Search each line below for the word "this" and list those that contain it.

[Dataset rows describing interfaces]
------------------------------------------------------------
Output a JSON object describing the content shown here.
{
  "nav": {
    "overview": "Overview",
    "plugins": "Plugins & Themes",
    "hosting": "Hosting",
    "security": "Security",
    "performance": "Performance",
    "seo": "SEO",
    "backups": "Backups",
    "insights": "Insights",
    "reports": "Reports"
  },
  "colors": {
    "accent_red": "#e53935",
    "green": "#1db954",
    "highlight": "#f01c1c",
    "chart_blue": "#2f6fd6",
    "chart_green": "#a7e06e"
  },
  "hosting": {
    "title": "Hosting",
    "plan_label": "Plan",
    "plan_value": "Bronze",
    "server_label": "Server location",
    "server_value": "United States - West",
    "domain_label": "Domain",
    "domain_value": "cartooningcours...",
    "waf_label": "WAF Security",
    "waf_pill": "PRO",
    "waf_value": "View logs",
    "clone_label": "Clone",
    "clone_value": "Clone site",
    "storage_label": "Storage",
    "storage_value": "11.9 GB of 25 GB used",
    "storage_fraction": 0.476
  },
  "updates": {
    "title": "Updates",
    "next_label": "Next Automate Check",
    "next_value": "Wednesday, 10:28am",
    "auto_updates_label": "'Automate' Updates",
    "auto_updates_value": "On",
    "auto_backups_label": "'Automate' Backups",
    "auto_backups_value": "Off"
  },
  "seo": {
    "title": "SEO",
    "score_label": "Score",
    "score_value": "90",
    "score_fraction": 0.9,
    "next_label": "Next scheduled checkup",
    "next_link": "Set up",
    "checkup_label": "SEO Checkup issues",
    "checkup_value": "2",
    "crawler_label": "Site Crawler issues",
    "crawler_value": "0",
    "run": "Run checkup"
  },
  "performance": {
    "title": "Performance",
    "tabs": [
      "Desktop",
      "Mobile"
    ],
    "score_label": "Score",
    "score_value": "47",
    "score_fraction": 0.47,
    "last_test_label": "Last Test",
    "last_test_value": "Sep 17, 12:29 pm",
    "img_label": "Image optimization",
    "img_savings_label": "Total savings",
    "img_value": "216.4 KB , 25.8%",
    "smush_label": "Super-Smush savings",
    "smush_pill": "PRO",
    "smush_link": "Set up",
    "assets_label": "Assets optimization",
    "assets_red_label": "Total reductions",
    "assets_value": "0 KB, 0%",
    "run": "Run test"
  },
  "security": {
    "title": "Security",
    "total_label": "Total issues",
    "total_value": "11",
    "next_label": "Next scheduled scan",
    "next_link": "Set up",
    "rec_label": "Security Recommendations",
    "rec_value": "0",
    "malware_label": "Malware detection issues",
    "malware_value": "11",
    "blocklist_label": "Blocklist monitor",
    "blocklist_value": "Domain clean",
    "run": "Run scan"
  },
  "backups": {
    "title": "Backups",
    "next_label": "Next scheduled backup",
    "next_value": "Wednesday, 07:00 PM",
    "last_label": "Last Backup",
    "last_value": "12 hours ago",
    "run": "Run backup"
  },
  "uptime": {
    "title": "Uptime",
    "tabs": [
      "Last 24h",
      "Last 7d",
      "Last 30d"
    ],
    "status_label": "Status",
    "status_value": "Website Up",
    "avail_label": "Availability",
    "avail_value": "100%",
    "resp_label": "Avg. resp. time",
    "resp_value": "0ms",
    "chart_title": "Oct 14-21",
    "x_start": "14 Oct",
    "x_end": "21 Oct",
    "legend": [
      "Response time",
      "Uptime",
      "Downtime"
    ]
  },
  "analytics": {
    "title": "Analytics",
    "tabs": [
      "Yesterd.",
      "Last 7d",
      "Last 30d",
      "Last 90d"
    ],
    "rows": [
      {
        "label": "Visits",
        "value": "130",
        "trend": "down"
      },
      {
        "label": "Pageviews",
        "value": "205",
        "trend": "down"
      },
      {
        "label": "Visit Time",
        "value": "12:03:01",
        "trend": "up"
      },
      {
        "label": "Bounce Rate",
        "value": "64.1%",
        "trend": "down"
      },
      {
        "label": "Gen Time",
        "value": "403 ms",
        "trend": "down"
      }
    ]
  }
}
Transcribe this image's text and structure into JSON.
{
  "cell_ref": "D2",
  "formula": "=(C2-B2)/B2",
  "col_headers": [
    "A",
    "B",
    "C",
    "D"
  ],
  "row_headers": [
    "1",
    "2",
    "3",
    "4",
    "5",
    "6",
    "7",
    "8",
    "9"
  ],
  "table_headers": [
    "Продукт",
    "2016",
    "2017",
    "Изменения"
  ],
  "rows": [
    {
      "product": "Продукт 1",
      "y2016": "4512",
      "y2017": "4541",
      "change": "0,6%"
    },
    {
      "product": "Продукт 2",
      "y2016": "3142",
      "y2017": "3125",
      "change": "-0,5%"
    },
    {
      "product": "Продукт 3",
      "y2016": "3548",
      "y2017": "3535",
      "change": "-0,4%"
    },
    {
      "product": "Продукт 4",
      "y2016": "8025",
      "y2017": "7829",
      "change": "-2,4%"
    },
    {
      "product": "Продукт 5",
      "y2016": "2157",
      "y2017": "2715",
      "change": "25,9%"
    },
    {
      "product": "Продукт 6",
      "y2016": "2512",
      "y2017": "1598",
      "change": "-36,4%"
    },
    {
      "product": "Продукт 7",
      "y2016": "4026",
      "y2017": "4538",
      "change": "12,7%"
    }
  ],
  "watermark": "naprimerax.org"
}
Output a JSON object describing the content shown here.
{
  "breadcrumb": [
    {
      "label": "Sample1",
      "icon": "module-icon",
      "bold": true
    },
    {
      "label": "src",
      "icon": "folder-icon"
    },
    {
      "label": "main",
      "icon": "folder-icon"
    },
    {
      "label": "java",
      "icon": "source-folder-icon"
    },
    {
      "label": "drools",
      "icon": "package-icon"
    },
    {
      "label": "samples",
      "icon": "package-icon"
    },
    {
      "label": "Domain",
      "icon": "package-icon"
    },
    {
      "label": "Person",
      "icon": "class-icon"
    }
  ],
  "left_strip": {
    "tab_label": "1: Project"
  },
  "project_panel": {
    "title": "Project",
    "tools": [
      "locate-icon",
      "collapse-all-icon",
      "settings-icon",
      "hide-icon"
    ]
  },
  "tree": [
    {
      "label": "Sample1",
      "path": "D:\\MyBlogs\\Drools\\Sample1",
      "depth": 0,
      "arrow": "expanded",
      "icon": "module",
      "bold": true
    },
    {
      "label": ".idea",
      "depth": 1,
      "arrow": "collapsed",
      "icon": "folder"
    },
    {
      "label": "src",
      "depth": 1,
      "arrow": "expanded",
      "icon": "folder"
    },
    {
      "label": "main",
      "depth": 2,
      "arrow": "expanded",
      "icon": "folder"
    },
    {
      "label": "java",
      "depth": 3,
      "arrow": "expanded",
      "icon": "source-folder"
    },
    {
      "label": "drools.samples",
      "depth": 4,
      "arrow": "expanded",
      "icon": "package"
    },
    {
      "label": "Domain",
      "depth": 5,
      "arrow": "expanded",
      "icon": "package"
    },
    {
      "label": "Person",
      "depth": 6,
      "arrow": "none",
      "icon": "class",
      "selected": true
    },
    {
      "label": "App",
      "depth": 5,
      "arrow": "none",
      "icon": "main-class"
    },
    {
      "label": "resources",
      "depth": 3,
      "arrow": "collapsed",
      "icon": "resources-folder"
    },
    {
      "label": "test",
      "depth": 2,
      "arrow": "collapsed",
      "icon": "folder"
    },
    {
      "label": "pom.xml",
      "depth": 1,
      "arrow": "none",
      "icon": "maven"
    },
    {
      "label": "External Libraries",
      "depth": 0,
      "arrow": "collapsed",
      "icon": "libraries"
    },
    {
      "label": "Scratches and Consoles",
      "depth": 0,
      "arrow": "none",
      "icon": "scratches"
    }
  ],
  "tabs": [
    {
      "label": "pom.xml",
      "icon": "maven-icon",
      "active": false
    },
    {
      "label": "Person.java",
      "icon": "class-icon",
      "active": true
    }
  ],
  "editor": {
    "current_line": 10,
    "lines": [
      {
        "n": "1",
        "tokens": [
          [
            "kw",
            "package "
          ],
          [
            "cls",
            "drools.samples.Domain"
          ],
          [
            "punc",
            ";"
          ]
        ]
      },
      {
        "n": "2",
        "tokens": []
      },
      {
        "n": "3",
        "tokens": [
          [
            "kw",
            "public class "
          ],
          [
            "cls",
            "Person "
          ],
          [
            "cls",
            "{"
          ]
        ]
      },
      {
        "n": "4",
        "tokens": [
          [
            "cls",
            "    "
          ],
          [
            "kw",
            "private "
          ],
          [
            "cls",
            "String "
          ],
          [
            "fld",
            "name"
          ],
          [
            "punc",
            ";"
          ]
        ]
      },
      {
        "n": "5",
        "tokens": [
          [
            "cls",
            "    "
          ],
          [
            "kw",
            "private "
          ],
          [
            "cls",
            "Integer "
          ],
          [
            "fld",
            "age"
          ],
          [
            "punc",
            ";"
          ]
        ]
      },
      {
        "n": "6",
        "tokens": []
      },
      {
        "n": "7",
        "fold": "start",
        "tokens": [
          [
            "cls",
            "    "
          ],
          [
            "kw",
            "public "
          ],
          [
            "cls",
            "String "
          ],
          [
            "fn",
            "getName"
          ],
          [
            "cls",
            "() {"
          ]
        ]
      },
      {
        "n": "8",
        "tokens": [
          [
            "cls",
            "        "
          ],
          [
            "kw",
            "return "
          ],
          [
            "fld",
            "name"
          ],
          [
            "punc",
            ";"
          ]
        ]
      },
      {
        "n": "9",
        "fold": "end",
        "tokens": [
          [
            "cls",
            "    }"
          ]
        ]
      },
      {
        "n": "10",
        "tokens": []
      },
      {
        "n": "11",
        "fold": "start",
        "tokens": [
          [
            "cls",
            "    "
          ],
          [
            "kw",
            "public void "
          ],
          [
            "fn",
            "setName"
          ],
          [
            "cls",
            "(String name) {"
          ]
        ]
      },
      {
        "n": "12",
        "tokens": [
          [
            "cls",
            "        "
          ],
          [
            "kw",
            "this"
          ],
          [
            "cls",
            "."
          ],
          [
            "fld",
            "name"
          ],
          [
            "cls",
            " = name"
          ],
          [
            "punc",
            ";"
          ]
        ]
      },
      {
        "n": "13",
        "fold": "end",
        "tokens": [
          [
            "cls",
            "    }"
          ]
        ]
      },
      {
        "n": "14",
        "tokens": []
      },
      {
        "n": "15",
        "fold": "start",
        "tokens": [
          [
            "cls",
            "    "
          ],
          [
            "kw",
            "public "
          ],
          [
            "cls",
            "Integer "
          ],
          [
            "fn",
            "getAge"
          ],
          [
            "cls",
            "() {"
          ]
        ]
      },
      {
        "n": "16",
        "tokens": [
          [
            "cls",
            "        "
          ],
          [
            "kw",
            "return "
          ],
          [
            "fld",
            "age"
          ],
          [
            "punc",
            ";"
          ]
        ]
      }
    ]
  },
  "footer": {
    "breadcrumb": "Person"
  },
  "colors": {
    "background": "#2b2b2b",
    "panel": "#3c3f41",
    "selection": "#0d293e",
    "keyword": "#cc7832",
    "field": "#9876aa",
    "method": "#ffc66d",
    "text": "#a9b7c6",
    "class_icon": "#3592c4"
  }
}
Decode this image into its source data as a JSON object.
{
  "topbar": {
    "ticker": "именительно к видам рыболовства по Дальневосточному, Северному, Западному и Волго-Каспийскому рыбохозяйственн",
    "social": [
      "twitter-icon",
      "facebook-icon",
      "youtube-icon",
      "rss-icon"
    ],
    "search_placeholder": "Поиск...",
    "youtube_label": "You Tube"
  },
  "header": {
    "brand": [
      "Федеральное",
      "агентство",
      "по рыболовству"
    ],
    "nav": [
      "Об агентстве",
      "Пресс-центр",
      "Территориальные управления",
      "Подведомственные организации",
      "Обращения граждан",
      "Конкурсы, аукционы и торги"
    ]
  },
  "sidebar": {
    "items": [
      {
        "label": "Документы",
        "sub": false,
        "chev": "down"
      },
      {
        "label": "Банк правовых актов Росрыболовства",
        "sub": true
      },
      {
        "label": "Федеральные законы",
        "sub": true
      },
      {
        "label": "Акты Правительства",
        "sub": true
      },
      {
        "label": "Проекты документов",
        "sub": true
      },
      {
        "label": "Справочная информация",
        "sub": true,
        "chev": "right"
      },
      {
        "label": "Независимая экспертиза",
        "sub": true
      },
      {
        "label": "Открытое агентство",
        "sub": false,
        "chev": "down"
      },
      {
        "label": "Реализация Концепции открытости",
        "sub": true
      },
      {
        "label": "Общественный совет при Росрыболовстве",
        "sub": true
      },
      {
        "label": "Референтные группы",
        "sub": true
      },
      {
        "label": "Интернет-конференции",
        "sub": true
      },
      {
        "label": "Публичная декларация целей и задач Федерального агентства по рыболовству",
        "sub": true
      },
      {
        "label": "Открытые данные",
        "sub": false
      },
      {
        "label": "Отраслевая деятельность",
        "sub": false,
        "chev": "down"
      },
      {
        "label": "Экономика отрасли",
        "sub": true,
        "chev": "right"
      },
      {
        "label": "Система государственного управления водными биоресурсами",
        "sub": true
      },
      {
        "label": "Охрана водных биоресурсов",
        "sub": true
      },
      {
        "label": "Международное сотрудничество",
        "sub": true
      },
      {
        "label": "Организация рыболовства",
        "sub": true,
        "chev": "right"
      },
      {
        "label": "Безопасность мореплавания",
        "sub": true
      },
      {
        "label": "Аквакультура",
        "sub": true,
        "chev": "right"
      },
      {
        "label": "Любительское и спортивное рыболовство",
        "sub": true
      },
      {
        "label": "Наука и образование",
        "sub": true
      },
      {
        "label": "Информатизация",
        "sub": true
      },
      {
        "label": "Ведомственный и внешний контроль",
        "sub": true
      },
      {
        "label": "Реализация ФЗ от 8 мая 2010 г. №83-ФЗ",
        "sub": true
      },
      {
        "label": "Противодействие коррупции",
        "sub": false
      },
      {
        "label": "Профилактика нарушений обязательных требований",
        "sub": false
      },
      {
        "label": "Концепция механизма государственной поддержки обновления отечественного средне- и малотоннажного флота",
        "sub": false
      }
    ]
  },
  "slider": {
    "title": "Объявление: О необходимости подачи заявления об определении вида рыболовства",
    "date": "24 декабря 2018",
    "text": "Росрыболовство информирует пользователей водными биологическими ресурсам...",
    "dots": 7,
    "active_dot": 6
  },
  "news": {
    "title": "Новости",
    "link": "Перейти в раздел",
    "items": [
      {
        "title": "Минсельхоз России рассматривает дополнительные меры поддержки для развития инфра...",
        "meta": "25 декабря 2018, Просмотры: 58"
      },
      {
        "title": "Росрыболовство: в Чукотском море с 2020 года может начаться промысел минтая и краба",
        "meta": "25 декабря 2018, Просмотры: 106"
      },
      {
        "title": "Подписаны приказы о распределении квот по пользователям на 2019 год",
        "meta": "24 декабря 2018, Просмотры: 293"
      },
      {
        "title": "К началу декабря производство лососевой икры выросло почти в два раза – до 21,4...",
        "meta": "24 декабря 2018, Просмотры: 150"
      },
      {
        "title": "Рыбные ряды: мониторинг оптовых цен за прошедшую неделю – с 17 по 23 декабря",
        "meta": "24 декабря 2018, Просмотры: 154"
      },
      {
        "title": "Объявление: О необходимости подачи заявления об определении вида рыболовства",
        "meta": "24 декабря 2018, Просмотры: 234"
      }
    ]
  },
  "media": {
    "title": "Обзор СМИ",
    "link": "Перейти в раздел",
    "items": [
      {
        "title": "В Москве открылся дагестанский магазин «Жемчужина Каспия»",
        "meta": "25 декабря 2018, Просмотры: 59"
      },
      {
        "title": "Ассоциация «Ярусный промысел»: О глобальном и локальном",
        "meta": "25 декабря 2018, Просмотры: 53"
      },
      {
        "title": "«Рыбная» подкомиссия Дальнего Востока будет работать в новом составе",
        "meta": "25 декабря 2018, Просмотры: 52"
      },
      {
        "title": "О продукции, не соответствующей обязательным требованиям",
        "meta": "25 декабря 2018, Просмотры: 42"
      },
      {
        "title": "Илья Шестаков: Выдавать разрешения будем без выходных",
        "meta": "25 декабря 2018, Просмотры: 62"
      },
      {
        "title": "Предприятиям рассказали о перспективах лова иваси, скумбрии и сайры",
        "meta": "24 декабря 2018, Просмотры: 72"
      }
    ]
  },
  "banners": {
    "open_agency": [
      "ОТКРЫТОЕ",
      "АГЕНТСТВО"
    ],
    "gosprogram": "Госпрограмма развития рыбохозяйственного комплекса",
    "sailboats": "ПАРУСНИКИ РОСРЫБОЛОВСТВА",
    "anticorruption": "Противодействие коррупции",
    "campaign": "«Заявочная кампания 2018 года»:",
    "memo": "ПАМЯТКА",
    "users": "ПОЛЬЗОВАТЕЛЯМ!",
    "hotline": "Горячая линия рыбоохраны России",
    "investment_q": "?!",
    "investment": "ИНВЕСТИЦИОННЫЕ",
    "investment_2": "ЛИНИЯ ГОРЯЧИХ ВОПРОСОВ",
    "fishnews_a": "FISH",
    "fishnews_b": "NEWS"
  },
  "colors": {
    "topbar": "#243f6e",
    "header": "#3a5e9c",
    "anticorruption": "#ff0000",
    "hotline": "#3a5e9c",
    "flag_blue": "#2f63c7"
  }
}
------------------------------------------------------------
**RESPONSE BOX**
Transcribe this image's text and structure into JSON.
            "this"
Decode this image into its source data as a JSON object.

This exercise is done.